● Work to complete
Find every line containing the word "left" in the records below; report only how many there are.

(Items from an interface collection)
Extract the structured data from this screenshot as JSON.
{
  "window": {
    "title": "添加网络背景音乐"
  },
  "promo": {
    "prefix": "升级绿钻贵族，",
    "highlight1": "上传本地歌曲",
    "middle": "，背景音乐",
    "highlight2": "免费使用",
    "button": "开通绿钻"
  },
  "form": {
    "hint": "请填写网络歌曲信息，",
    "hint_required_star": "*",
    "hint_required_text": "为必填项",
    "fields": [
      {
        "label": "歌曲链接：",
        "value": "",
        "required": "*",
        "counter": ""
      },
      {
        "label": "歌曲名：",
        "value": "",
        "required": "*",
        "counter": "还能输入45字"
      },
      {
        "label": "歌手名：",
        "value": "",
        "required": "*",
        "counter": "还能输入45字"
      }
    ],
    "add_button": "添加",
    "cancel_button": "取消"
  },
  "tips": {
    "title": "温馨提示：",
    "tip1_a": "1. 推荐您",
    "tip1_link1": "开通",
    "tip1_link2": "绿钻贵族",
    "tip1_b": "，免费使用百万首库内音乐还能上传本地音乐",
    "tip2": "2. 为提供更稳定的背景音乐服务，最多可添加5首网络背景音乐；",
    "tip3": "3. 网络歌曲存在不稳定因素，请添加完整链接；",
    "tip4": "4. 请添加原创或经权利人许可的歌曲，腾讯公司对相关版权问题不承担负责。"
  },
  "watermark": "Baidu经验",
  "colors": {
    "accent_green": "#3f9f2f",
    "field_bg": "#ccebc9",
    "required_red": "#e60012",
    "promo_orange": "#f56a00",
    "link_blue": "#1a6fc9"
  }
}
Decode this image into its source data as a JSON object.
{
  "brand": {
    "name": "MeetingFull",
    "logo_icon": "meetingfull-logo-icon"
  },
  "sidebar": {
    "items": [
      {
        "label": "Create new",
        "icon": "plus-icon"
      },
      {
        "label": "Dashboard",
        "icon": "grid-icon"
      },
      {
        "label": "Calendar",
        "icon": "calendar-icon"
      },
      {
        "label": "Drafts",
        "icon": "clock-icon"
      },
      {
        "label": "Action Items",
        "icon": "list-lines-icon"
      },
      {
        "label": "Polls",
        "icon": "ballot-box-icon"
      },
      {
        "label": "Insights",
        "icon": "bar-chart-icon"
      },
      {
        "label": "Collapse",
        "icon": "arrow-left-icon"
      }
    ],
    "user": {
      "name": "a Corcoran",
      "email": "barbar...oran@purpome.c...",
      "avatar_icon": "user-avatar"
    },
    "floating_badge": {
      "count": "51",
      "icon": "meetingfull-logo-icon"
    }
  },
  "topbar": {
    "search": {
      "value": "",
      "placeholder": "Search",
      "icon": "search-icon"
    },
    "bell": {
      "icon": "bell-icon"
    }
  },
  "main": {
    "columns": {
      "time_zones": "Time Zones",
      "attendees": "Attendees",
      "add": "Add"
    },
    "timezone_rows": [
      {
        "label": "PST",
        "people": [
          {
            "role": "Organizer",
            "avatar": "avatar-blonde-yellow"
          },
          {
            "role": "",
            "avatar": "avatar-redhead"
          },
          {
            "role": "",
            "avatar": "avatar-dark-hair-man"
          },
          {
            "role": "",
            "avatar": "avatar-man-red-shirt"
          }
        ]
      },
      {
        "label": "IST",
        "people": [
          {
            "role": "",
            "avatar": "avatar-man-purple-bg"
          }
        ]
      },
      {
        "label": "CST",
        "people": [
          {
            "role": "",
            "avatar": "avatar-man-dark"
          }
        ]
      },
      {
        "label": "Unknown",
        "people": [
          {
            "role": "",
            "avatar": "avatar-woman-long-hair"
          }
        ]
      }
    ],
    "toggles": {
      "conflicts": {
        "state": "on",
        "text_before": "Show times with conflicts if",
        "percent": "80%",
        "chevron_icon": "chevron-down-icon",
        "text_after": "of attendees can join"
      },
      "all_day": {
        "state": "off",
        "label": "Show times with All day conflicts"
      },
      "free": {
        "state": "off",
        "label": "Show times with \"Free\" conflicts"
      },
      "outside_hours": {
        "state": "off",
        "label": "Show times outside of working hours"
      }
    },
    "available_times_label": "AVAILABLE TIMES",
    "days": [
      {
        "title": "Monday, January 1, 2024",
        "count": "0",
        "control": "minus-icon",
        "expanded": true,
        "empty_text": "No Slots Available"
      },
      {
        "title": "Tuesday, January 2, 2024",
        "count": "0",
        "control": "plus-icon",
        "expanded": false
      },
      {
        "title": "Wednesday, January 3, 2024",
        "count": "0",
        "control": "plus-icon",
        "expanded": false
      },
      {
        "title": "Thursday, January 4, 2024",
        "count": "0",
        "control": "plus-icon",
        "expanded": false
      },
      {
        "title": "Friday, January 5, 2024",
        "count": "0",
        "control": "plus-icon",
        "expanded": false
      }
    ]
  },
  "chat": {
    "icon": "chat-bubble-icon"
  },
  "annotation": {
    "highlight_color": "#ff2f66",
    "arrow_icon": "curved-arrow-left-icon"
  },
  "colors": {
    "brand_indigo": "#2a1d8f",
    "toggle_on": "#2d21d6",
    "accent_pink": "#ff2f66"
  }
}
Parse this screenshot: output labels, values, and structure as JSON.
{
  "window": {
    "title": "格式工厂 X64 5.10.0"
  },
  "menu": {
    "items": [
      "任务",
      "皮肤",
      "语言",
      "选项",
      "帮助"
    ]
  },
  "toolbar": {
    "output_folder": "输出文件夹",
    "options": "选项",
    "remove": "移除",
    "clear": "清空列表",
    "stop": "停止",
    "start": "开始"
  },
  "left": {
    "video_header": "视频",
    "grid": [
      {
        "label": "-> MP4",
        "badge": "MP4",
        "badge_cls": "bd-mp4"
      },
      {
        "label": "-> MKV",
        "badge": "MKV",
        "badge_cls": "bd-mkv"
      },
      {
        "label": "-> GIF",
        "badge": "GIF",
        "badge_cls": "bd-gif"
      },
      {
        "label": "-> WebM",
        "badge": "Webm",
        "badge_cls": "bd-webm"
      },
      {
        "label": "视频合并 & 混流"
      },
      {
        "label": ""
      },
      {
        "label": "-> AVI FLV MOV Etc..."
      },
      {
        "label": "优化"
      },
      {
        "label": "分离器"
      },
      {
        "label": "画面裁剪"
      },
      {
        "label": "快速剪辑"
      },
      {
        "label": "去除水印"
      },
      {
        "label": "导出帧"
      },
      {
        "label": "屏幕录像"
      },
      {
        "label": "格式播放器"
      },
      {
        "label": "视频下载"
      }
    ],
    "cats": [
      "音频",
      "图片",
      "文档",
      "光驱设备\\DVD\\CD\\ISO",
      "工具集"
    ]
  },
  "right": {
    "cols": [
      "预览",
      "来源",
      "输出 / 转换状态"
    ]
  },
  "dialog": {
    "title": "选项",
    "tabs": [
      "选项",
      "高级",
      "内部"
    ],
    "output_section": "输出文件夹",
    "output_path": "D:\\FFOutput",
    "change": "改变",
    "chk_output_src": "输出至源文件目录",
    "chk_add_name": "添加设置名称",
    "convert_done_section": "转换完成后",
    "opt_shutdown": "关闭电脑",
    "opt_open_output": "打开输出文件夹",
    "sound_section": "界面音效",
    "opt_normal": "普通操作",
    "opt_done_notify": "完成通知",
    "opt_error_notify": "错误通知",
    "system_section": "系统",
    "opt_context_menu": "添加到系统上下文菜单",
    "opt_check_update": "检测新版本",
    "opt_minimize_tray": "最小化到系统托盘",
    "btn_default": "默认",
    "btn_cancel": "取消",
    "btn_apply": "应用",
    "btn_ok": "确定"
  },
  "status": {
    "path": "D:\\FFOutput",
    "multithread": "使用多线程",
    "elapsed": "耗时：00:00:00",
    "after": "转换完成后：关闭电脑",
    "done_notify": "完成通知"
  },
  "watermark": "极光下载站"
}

● Exercise answer
3